Finally, in picking up yoga as a regular part of my life, I’ve learned that a majority of what makes the practice fun is the mindset I carry into each practice. Yoga is my time to relax, hang out with friends, and is a good lighter workout in between days of heavy lifting. I’ve also grown to be more mindful to not compare my own flexibility, balance or general yoga skills to those around me as that can really wreck the experience. There will always be someone who is more flexible or stronger than you in the class, the important thing is to focus on your own improvements over time and making sure you don’t push your body over its limit. A lot of yoga instructors will remind you that each pose can be made either easier or more difficult, and it’s up to you to decide which version is best for your body. Yoga should always be a challenge, but you should never feel like it’s painful or like you’re injuring yourself.

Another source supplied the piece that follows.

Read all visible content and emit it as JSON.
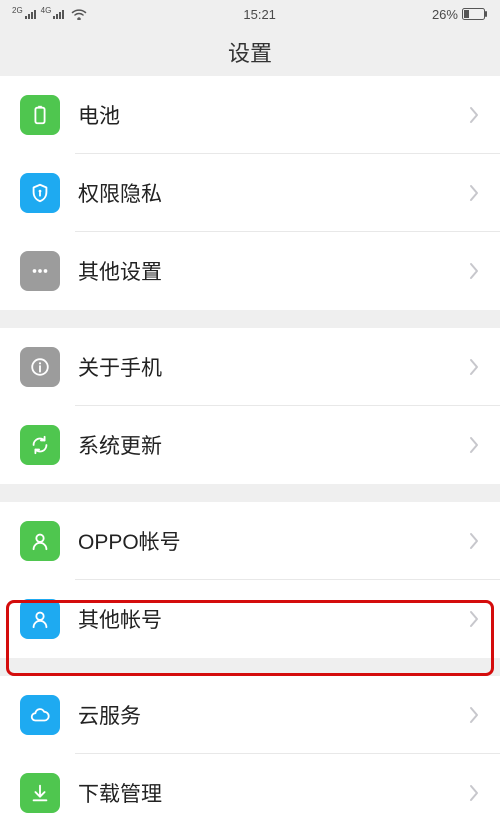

The best part about yoga is the continuous rise of self-improvement despite the fact that there will always be more challenges to come. In my own life, I’ve noticed a drastic change in my attitude towards trying different kinds of exercise (because I usually stick to the same weight lifting routines), a new hobby that I can invite my friends to join me in, and an increase in my core and upper body strength. I’ve also found that I’m becoming more flexible and I’ve definitely become better at controlling my mind’s focus and clearing my head when it is time for me to relax and just focus on myself.

I feel like almost anyone can fall in love with yoga, if you pick the right practice for you and have the right mindset. The benefits to yoga really are immense, and you don’t have to go to extremes and become that super Zen yogi who always talks about inner-peace. Sometimes you can get the most out of something from just taking only what you want out of it.

If you’re looking to start getting into the practice of yoga, Lululemon hosts free weekly yoga classes on parliament hill every Wednesday at noon between the months of May – August. Grab a mat, a water bottle and a friend and head down to the heart of the nation’s capital for a fun workout to spice up the middle of your week.

Namaste!